**Problem:**
The answer should be every line below, repeated exactly, with the images left out.

[Website and app data records]
────────────────────────────────────────
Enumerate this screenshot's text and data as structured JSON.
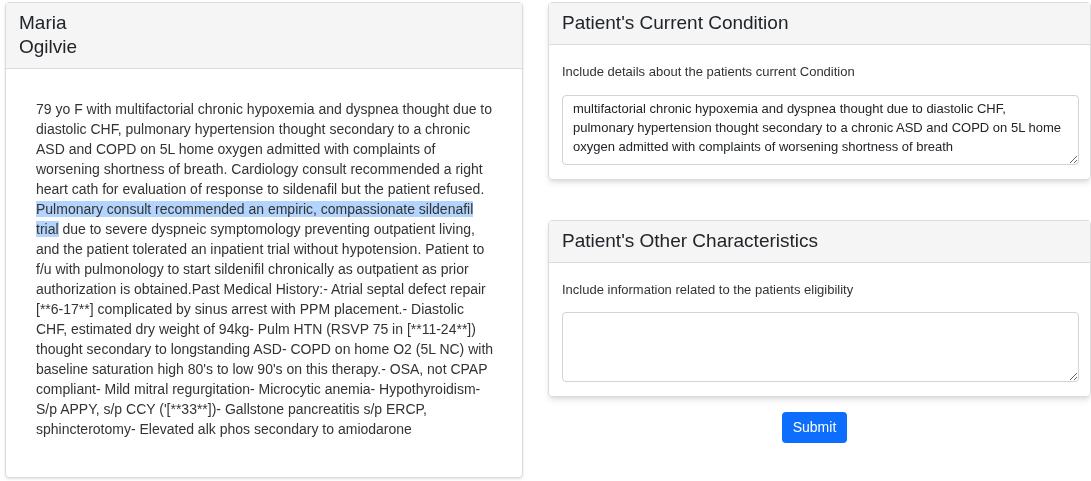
{
  "patient": {
    "name": "Maria Ogilvie",
    "summary": [
      {
        "text": "79 yo F with multifactorial chronic hypoxemia and dyspnea thought due to diastolic CHF, pulmonary hypertension thought secondary to a chronic ASD and COPD on 5L home oxygen admitted with complaints of worsening shortness of breath. Cardiology consult recommended a right heart cath for evaluation of response to sildenafil but the patient refused. ",
        "selected": false
      },
      {
        "text": "Pulmonary consult recommended an empiric, compassionate sildenafil trial",
        "selected": true
      },
      {
        "text": " due to severe dyspneic symptomology preventing outpatient living, and the patient tolerated an inpatient trial without hypotension. Patient to f/u with pulmonology to start sildenifil chronically as outpatient as prior authorization is obtained.Past Medical History:- Atrial septal defect repair [**6-17**] complicated by sinus arrest with PPM placement.- Diastolic CHF, estimated dry weight of 94kg- Pulm HTN (RSVP 75 in [**11-24**]) thought secondary to longstanding ASD- COPD on home O2 (5L NC) with baseline saturation high 80's to low 90's on this therapy.- OSA, not CPAP compliant- Mild mitral regurgitation- Microcytic anemia- Hypothyroidism- S/p APPY, s/p CCY ('[**33**])- Gallstone pancreatitis s/p ERCP, sphincterotomy- Elevated alk phos secondary to amiodarone",
        "selected": false
      }
    ]
  },
  "sections": [
    {
      "title": "Patient's Current Condition",
      "label": "Include details about the patients current Condition",
      "value": "multifactorial chronic hypoxemia and dyspnea thought due to diastolic CHF, pulmonary hypertension thought secondary to a chronic ASD and COPD on 5L home oxygen admitted with complaints of worsening shortness of breath"
    },
    {
      "title": "Patient's Other Characteristics",
      "label": "Include information related to the patients eligibility"
    }
  ],
  "submit": "Submit"
}
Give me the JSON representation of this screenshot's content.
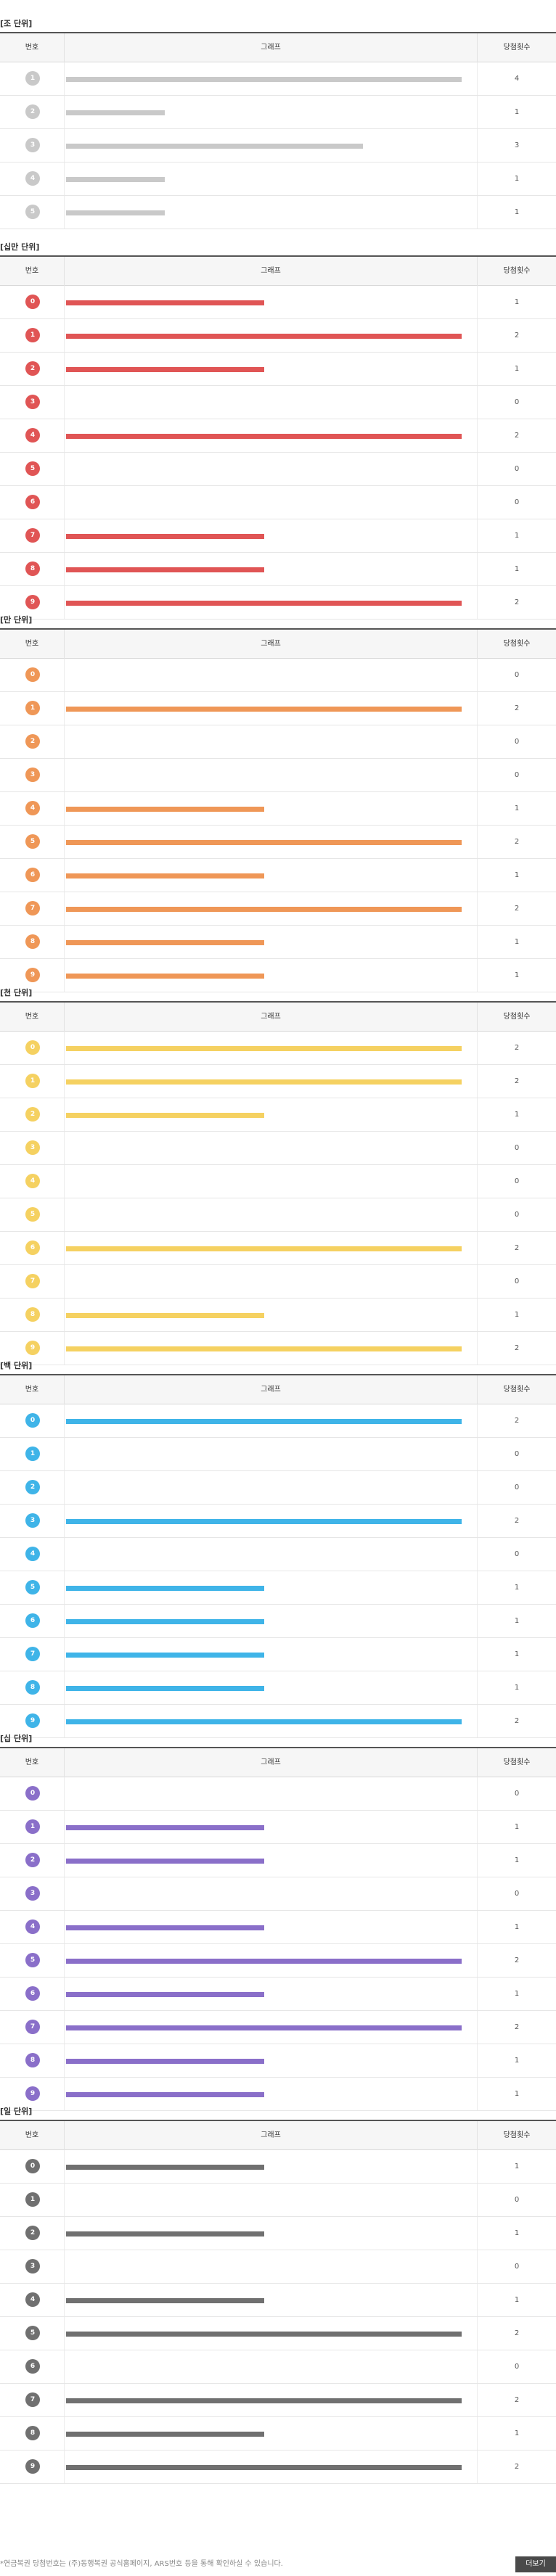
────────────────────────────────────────
**Written answer:**
Enumerate this screenshot's text and data as structured JSON.
{
  "patient": {
    "name": "Maria Ogilvie",
    "summary": [
      {
        "text": "79 yo F with multifactorial chronic hypoxemia and dyspnea thought due to diastolic CHF, pulmonary hypertension thought secondary to a chronic ASD and COPD on 5L home oxygen admitted with complaints of worsening shortness of breath. Cardiology consult recommended a right heart cath for evaluation of response to sildenafil but the patient refused. ",
        "selected": false
      },
      {
        "text": "Pulmonary consult recommended an empiric, compassionate sildenafil trial",
        "selected": true
      },
      {
        "text": " due to severe dyspneic symptomology preventing outpatient living, and the patient tolerated an inpatient trial without hypotension. Patient to f/u with pulmonology to start sildenifil chronically as outpatient as prior authorization is obtained.Past Medical History:- Atrial septal defect repair [**6-17**] complicated by sinus arrest with PPM placement.- Diastolic CHF, estimated dry weight of 94kg- Pulm HTN (RSVP 75 in [**11-24**]) thought secondary to longstanding ASD- COPD on home O2 (5L NC) with baseline saturation high 80's to low 90's on this therapy.- OSA, not CPAP compliant- Mild mitral regurgitation- Microcytic anemia- Hypothyroidism- S/p APPY, s/p CCY ('[**33**])- Gallstone pancreatitis s/p ERCP, sphincterotomy- Elevated alk phos secondary to amiodarone",
        "selected": false
      }
    ]
  },
  "sections": [
    {
      "title": "Patient's Current Condition",
      "label": "Include details about the patients current Condition",
      "value": "multifactorial chronic hypoxemia and dyspnea thought due to diastolic CHF, pulmonary hypertension thought secondary to a chronic ASD and COPD on 5L home oxygen admitted with complaints of worsening shortness of breath"
    },
    {
      "title": "Patient's Other Characteristics",
      "label": "Include information related to the patients eligibility"
    }
  ],
  "submit": "Submit"
}
Give me the JSON representation of this screenshot's content.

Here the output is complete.